*** Begin section ***

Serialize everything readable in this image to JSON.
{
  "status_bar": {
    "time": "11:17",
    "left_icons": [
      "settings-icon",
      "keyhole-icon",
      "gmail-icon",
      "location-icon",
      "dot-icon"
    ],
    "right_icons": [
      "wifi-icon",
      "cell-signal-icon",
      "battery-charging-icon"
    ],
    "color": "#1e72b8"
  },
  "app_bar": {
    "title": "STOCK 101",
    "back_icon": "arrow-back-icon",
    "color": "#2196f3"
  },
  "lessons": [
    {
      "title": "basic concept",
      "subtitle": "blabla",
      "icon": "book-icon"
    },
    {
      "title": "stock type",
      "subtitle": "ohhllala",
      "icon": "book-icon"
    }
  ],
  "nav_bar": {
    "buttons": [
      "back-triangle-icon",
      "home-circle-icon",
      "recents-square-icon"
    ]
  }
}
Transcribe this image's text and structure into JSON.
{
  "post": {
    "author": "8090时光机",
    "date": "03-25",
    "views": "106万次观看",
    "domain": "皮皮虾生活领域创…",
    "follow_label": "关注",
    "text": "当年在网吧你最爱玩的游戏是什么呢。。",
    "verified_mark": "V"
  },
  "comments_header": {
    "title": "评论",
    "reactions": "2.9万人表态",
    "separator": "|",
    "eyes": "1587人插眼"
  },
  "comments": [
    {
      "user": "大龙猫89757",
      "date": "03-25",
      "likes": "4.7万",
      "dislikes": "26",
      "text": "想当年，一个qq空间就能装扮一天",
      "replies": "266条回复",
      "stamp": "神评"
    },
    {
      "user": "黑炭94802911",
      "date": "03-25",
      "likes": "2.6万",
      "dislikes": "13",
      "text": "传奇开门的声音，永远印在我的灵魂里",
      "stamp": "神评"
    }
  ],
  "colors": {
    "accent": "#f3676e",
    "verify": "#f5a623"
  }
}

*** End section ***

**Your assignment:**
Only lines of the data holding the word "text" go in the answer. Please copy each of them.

**Answer space:**
Transcribe this image's text and structure into JSON.
    "text": "当年在网吧你最爱玩的游戏是什么呢。。",
      "text": "想当年，一个qq空间就能装扮一天",
      "text": "传奇开门的声音，永远印在我的灵魂里",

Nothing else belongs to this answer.